TRY IT:
Go through the data that follows and restate each line exactly as it reads.

═════ LISTED ENTRIES ═════

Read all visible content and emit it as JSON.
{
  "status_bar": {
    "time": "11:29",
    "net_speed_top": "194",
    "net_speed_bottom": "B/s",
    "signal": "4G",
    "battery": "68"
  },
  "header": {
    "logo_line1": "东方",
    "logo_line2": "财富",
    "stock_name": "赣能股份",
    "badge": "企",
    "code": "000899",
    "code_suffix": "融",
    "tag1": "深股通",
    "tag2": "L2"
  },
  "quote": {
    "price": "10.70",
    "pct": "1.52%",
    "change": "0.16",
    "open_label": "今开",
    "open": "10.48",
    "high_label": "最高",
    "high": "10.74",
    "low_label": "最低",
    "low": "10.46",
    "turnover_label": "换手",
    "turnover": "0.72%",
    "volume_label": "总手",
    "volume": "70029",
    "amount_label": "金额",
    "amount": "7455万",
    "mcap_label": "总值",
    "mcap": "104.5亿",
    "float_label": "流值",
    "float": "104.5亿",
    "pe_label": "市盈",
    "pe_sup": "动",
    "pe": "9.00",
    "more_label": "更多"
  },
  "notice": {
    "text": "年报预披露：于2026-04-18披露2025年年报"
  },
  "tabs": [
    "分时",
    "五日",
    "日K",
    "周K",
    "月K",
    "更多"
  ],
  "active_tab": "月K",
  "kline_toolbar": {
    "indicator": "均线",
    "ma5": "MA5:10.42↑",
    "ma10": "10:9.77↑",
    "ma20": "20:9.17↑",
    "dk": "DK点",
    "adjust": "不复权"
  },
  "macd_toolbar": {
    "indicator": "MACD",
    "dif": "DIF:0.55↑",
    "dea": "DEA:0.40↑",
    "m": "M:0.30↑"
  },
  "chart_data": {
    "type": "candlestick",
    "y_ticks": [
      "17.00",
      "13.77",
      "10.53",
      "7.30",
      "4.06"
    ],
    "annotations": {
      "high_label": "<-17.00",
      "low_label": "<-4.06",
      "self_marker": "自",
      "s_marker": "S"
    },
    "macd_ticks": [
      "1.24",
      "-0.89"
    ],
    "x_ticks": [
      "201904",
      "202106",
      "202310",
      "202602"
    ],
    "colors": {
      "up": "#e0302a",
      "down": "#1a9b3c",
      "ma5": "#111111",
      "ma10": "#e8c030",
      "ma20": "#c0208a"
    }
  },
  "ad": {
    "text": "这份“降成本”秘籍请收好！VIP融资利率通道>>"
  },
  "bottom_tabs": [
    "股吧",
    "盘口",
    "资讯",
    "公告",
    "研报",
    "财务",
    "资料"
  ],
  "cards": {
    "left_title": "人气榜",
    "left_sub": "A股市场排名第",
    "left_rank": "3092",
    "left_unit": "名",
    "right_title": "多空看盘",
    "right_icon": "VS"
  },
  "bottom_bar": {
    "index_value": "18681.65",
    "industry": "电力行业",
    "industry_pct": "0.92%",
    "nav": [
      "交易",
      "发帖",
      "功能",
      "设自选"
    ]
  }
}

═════

REPLY TO THE TASK:
Read all visible content and emit it as JSON.
{
  "status_bar": {
    "time": "11:29",
    "net_speed_top": "194",
    "net_speed_bottom": "B/s",
    "signal": "4G",
    "battery": "68"
  },
  "header": {
    "logo_line1": "东方",
    "logo_line2": "财富",
    "stock_name": "赣能股份",
    "badge": "企",
    "code": "000899",
    "code_suffix": "融",
    "tag1": "深股通",
    "tag2": "L2"
  },
  "quote": {
    "price": "10.70",
    "pct": "1.52%",
    "change": "0.16",
    "open_label": "今开",
    "open": "10.48",
    "high_label": "最高",
    "high": "10.74",
    "low_label": "最低",
    "low": "10.46",
    "turnover_label": "换手",
    "turnover": "0.72%",
    "volume_label": "总手",
    "volume": "70029",
    "amount_label": "金额",
    "amount": "7455万",
    "mcap_label": "总值",
    "mcap": "104.5亿",
    "float_label": "流值",
    "float": "104.5亿",
    "pe_label": "市盈",
    "pe_sup": "动",
    "pe": "9.00",
    "more_label": "更多"
  },
  "notice": {
    "text": "年报预披露：于2026-04-18披露2025年年报"
  },
  "tabs": [
    "分时",
    "五日",
    "日K",
    "周K",
    "月K",
    "更多"
  ],
  "active_tab": "月K",
  "kline_toolbar": {
    "indicator": "均线",
    "ma5": "MA5:10.42↑",
    "ma10": "10:9.77↑",
    "ma20": "20:9.17↑",
    "dk": "DK点",
    "adjust": "不复权"
  },
  "macd_toolbar": {
    "indicator": "MACD",
    "dif": "DIF:0.55↑",
    "dea": "DEA:0.40↑",
    "m": "M:0.30↑"
  },
  "chart_data": {
    "type": "candlestick",
    "y_ticks": [
      "17.00",
      "13.77",
      "10.53",
      "7.30",
      "4.06"
    ],
    "annotations": {
      "high_label": "<-17.00",
      "low_label": "<-4.06",
      "self_marker": "自",
      "s_marker": "S"
    },
    "macd_ticks": [
      "1.24",
      "-0.89"
    ],
    "x_ticks": [
      "201904",
      "202106",
      "202310",
      "202602"
    ],
    "colors": {
      "up": "#e0302a",
      "down": "#1a9b3c",
      "ma5": "#111111",
      "ma10": "#e8c030",
      "ma20": "#c0208a"
    }
  },
  "ad": {
    "text": "这份“降成本”秘籍请收好！VIP融资利率通道>>"
  },
  "bottom_tabs": [
    "股吧",
    "盘口",
    "资讯",
    "公告",
    "研报",
    "财务",
    "资料"
  ],
  "cards": {
    "left_title": "人气榜",
    "left_sub": "A股市场排名第",
    "left_rank": "3092",
    "left_unit": "名",
    "right_title": "多空看盘",
    "right_icon": "VS"
  },
  "bottom_bar": {
    "index_value": "18681.65",
    "industry": "电力行业",
    "industry_pct": "0.92%",
    "nav": [
      "交易",
      "发帖",
      "功能",
      "设自选"
    ]
  }
}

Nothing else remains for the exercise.